The election is over, and now the work begins to heal from the hurt. I’m not referring to a nation, I am speaking exclusively about my own challenges with those in my life, who knowing everything I have been through, still supported a hate filled, sadistic man.
To look at the truth which surrounded every part of who he is and deny it, to ignore clear and consistent signs that this individual abuses power, to look away and not just make excuses but feed into his impunity to treat others as little more than pawns in his game, to dismiss his heartlessness leaves me feeling battered and re-victimized.
For most it was an election. For me, it was everything I had lived with on a daily basis in my marriage, in my face again; front and center for the last eighteen months. Every day, it felt hauntingly familiar and personal. He was not someone running for office, he was someone I knew intimately.
The name calling, the mocking, the verbal attacks, the sexual assaults, the victim blaming, the entitled belief system, considering himself smarter than getting caught, bragging that he could do whatever he wants without repercussion or consequence and the actuality of that, the lies denying what he said and did despite irrefutable documentation, the bigotry, the two faced-ness, the smear campaigns; all stirred deep injuries from a past I try to leave behind every day.

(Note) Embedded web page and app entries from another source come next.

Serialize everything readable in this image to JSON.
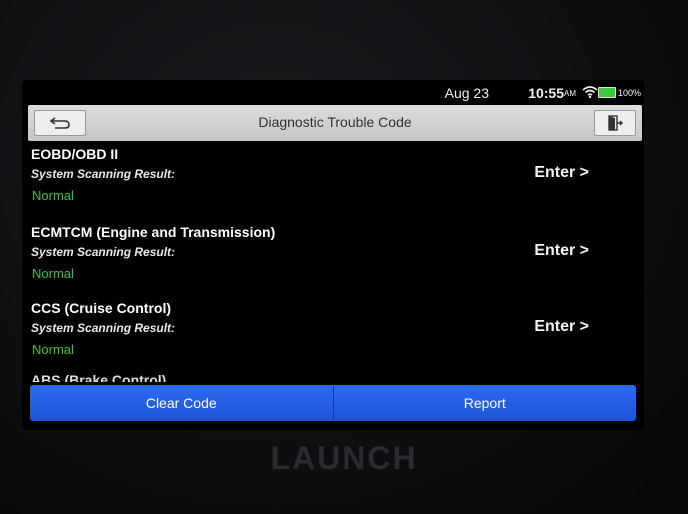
{
  "status_bar": {
    "date": "Aug 23",
    "time": "10:55",
    "ampm": "AM",
    "battery": "100%",
    "icons": [
      "wifi-icon",
      "battery-icon"
    ]
  },
  "header": {
    "title": "Diagnostic Trouble Code",
    "back_icon": "back-arrow-icon",
    "exit_icon": "exit-icon"
  },
  "systems": [
    {
      "name": "EOBD/OBD II",
      "subtitle": "System Scanning Result:",
      "status": "Normal",
      "action": "Enter >"
    },
    {
      "name": "ECMTCM (Engine and Transmission)",
      "subtitle": "System Scanning Result:",
      "status": "Normal",
      "action": "Enter >"
    },
    {
      "name": "CCS (Cruise Control)",
      "subtitle": "System Scanning Result:",
      "status": "Normal",
      "action": "Enter >"
    }
  ],
  "partial_row": "ABS (Brake Control)",
  "buttons": {
    "clear_code": "Clear Code",
    "report": "Report"
  },
  "brand": "LAUNCH",
  "colors": {
    "accent_blue": "#2563eb",
    "status_green": "#34c735",
    "header_gray": "#d0d0d0"
  }
}
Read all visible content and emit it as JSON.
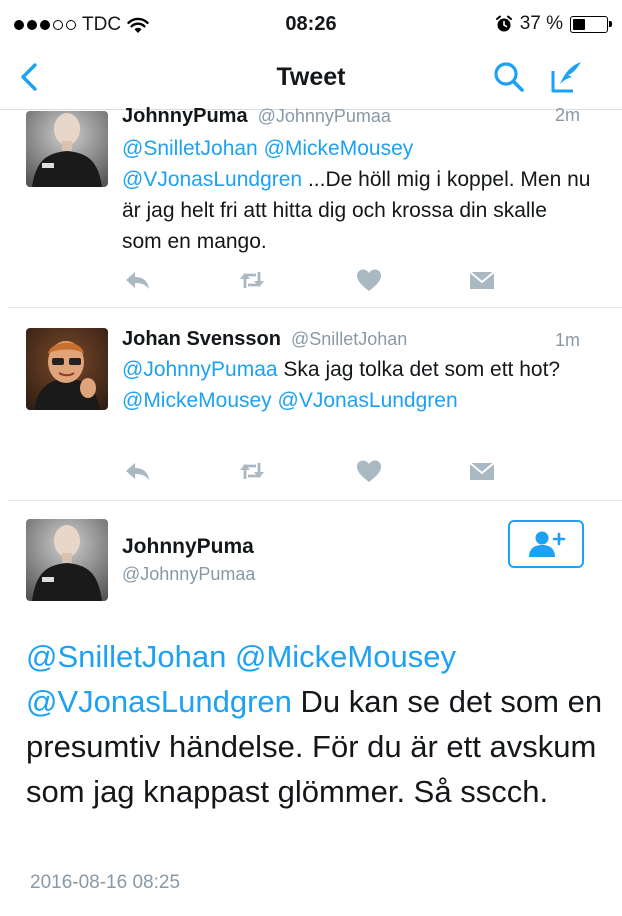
{
  "status_bar": {
    "carrier": "TDC",
    "time": "08:26",
    "battery": "37 %",
    "battery_level": 0.37
  },
  "nav": {
    "title": "Tweet"
  },
  "tweets": [
    {
      "name": "JohnnyPuma",
      "handle": "@JohnnyPumaa",
      "time": "2m",
      "mentions": [
        "@SnilletJohan",
        "@MickeMousey",
        "@VJonasLundgren"
      ],
      "text": "...De höll mig i koppel. Men nu är jag helt fri att hitta dig och krossa din skalle som en mango."
    },
    {
      "name": "Johan Svensson",
      "handle": "@SnilletJohan",
      "time": "1m",
      "mentions": [
        "@JohnnyPumaa",
        "@MickeMousey",
        "@VJonasLundgren"
      ],
      "text_a": "Ska jag tolka det som ett hot?"
    }
  ],
  "main_tweet": {
    "name": "JohnnyPuma",
    "handle": "@JohnnyPumaa",
    "mentions": [
      "@SnilletJohan",
      "@MickeMousey",
      "@VJonasLundgren"
    ],
    "text": "Du kan se det som en presumtiv händelse. För du är ett avskum som jag knappast glömmer. Så sscch.",
    "timestamp": "2016-08-16 08:25"
  },
  "colors": {
    "accent": "#1da1f2",
    "muted": "#8899a6",
    "icon_gray": "#aab8c2"
  }
}
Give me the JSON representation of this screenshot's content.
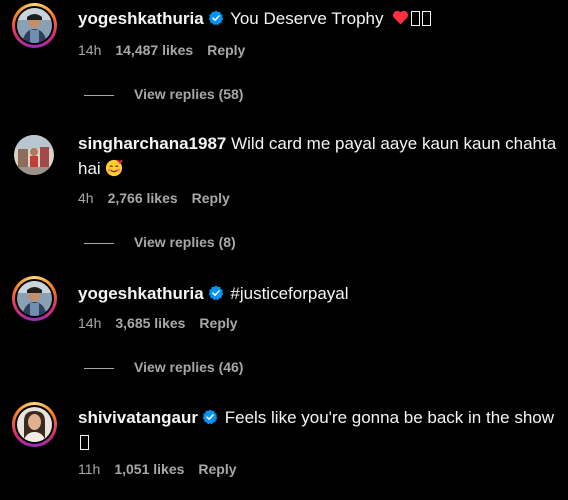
{
  "comments": [
    {
      "username": "yogeshkathuria",
      "verified": true,
      "text": "You Deserve Trophy",
      "time": "14h",
      "likes": "14,487 likes",
      "reply_label": "Reply",
      "view_replies": "View replies (58)"
    },
    {
      "username": "singharchana1987",
      "verified": false,
      "text": "Wild card me payal aaye kaun kaun chahta hai",
      "time": "4h",
      "likes": "2,766 likes",
      "reply_label": "Reply",
      "view_replies": "View replies (8)"
    },
    {
      "username": "yogeshkathuria",
      "verified": true,
      "text": "#justiceforpayal",
      "time": "14h",
      "likes": "3,685 likes",
      "reply_label": "Reply",
      "view_replies": "View replies (46)"
    },
    {
      "username": "shivivatangaur",
      "verified": true,
      "text": "Feels like you're gonna be back in the show",
      "time": "11h",
      "likes": "1,051 likes",
      "reply_label": "Reply"
    }
  ],
  "colors": {
    "background": "#000000",
    "text": "#f5f5f5",
    "secondary": "#a8a8a8",
    "verified": "#0095f6",
    "heart": "#ff3040"
  }
}
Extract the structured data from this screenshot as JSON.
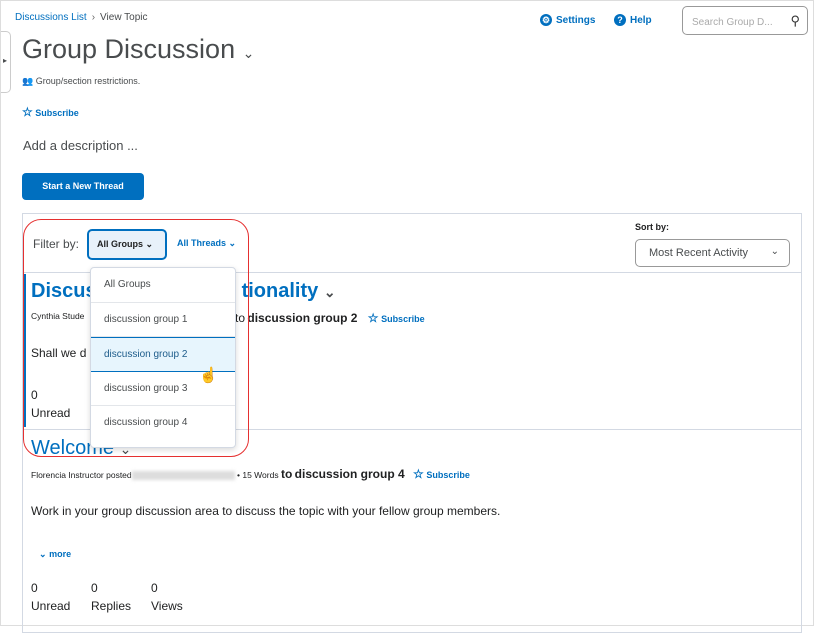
{
  "breadcrumb": {
    "link": "Discussions List",
    "separator": "›",
    "current": "View Topic"
  },
  "header": {
    "settings": "Settings",
    "help": "Help",
    "search_placeholder": "Search Group D..."
  },
  "page": {
    "title": "Group Discussion",
    "restrictions": "Group/section restrictions.",
    "subscribe": "Subscribe",
    "description": "Add a description ...",
    "new_thread": "Start a New Thread"
  },
  "filter": {
    "label": "Filter by:",
    "groups_value": "All Groups",
    "threads_value": "All Threads",
    "sort_label": "Sort by:",
    "sort_value": "Most Recent Activity",
    "group_options": [
      "All Groups",
      "discussion group 1",
      "discussion group 2",
      "discussion group 3",
      "discussion group 4"
    ],
    "highlighted_option": "discussion group 2"
  },
  "threads": [
    {
      "title_start": "Discus",
      "title_end": "tionality",
      "author": "Cynthia Stude",
      "to_text": "to",
      "group": "discussion group 2",
      "subscribe": "Subscribe",
      "body": "Shall we d",
      "unread": "0",
      "unread_label": "Unread"
    },
    {
      "title": "Welcome",
      "author": "Florencia Instructor posted",
      "words": "• 15 Words",
      "to_text": "to",
      "group": "discussion group 4",
      "subscribe": "Subscribe",
      "body": "Work in your group discussion area to discuss the topic with your fellow group members.",
      "more": "more",
      "stats": [
        {
          "value": "0",
          "label": "Unread"
        },
        {
          "value": "0",
          "label": "Replies"
        },
        {
          "value": "0",
          "label": "Views"
        }
      ]
    }
  ],
  "colors": {
    "accent": "#006fbf",
    "highlight": "#e53030"
  }
}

He is my husband. Any small misstep, any slip of tongue, shortcoming or change of mind brought up over, and over, and over; mercilessly thrown in my face and used as its own weapon to beat me down. Despite it all, I rose.
I am Hillary. I have fought tirelessly, trying to stay the course and not succumb to the hate being spewed at me by those I did nothing to harm. I am not perfect. I have done the best I could. I have made mistakes. I have had lapses in judgment. I’ve made decisions with the information I had. I have said the wrong things. I have behaved in ways I’ve regretted. I know contrition. I have tried to make amends. I have been held to a standard of perfection that diverts attention from the decent person I try to be.
The challenge that lies before me is how do I move forward from here to find a place for those who looked away from goodness and truth to enable someone to perpetuate hate, as happened in my own life? How do I forget the betrayal of those who continued to believe and support him, the oxygen that fed a flame and supplied a narcissist; in the face of the overwhelming evidence of who he was? How will these wounds heal over when the source, revealed, remains unchanged? Is there any going home again or has this, too, forever changed me?
He won’t simply go away if I stay off social media, or turn the news off as my therapist suggested to minimize my PTSD. He is once again in my home, poisoning everything. It is the dividing line of friendship, the new battleground in the fight for personal peace.